Family of young man injured in ATV accident hoping he wakes up soon

Published on December 7, 2013
Marcel Janes

Many people have long lists of Christmas wishes this time of year, but Rhonda Janes has one which is quite short.

The Corner Brook woman’s hope is that her son Marcel opens his eyes soon.

Marcel, 19, was seriously injured in an all-terrain vehicle accident near George’s Lake on Nov. 14. The side-by-side he was a passenger in rolled over when the driver attempted to make a turn. Wearing no helmet or seat belt, Marcel ended up pinned beneath the machine.

After being taken to Western Memorial Regional Hospital, he had to be transported to the Health Sciences Centre in St. John’s for treatment of his head injuries.

Marcel’s skull was crushed and there was damage to the left side of his brain. He had surgery to remove a piece of his skull to alleviate the pressure from his swollen and bleeding brain. The bleeding has since stopped.

Marcel was recently taken off life support and the sedative medicines required for that, but he remains unconscious.

His mother said doctors have told the family that, similar to someone who has had a stroke, the damage to the left side of Marcel’s brain could possibly result in some paralysis of the right side of his body.

There has been damage to his optic nerves and it is a likely he will only see shadows, if he regains his sight at all.

“The doctors said there is 90 per cent chance he won’t see again, but miracles do happen,” Janes said optimistically.

“It’s just a waiting game for him to actually wake up and see what he is capable of doing. We have no idea what that will be.”

Janes thanked the first people who arrived at the scene of the accident for holding her son’s head so that no further physical damage was done to his body. She said there is fortunately no sign of any injury to his neck or spinal cord.

The doctors have not said anything about what to expect in terms of whether Marcel will have any cognitive impairment.
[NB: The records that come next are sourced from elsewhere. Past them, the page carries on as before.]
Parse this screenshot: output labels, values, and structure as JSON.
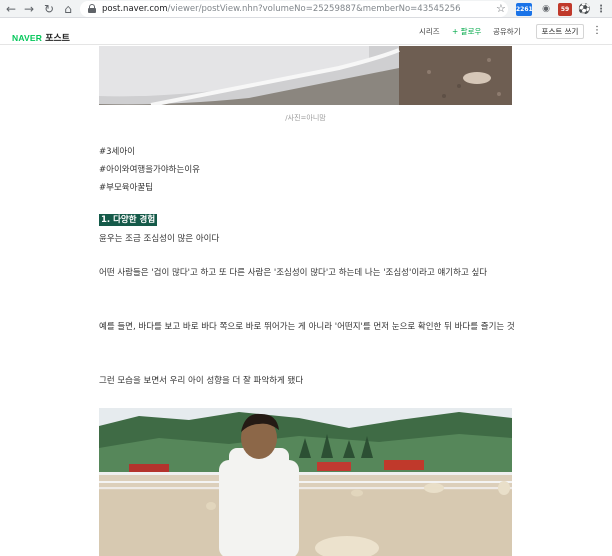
{
  "browser": {
    "back_icon": "arrow-left-icon",
    "forward_icon": "arrow-right-icon",
    "reload_icon": "reload-icon",
    "home_icon": "home-icon",
    "url_host": "post.naver.com",
    "url_path": "/viewer/postView.nhn?volumeNo=25259887&memberNo=43545256",
    "bookmark_icon": "star-icon",
    "extension_badge": "2261",
    "extension_red_badge": "59"
  },
  "header": {
    "logo_brand": "NAVER",
    "logo_service": "포스트",
    "series_link": "시리즈",
    "follow_link": "+ 팔로우",
    "share_link": "공유하기",
    "write_button": "포스트 쓰기",
    "more_icon": "more-vertical-icon"
  },
  "article": {
    "photo_caption": "/사진=아니맘",
    "tags": [
      "#3세아이",
      "#아이와여행을가야하는이유",
      "#부모육아꿀팁"
    ],
    "heading": "1. 다양한 경험",
    "paragraphs": [
      "윤우는 조금 조심성이 많은 아이다",
      "어떤 사람들은 '겁이 많다'고 하고 또 다른 사람은 '조심성이 많다'고 하는데 나는 '조심성'이라고 얘기하고 싶다",
      "예를 들면, 바다를 보고 바로 바다 쪽으로 바로 뛰어가는 게 아니라 '어떤지'를 먼저 눈으로 확인한 뒤 바다를 즐기는 것",
      "그런 모습을 보면서 우리 아이 성향을 더 잘 파악하게 됐다"
    ]
  },
  "colors": {
    "naver_green": "#03c75a",
    "heading_bg": "#155a49"
  }
}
All will hinge on his recovery after he regains consciousness.

Janes said her son was an active young man who loved snowboarding and other recreational pursuits.

“Now he’s probably not going to be able to do any of it,” she contemplated. “He has a long road to recovery.”

Eventually, Marcel will require another surgery to either replace the skull bone that has been removed or to put a metal plate in its place, followed by a period of recovery.

Janes was aboard the Marine Atlantic ferry on her way back to Newfoundland when her daughter texted her about the accident a few hours after it had happened.

“I was in the middle of the ocean, panicking and not knowing what to do,” she recalled. “It was a very hard situation to deal with.”

She arrived in Corner Brook the morning after and was on a plane that Friday afternoon, en route to be with her son. She spent the next 2 1/2 weeks with him at the hospital.

She returned to Corner Brook recently and will be going back to St. John’s next week. Her mother has been with Marcel in the meantime.

Since being out of the medically induced coma, Janes said Marcel has shown signs of agitation, during which there is some movement on his right side.

Even the smallest of movements on that side of his body give the family some hope the worst-case scenario might not play out for him.

“We’re holding up pretty good,” said Janes. “When we find out some information — if he moved his right hand or his finger a little bit — that’s a little movement and we get excited at hearing that.”

The family has received a lot of support from friends and even people they don’t know. In addition to neighbourhood fundraisers held in the Corner Brook area since the accident, a woman in Alberta donated money to help offset the family’s cost of travelling to and from St. John’s.

“She is a friend’s aunt and I have never met her,” said Janes. “She just said we needed this kind of support at this time.”

For now, Janes is preparing to spend Christmas with her son at the hospital in St. John’s.

“Our Christmas gift will be that he can open his eyes and see things,” she said. “Other than that, we will deal with it day by day.”

The Western Star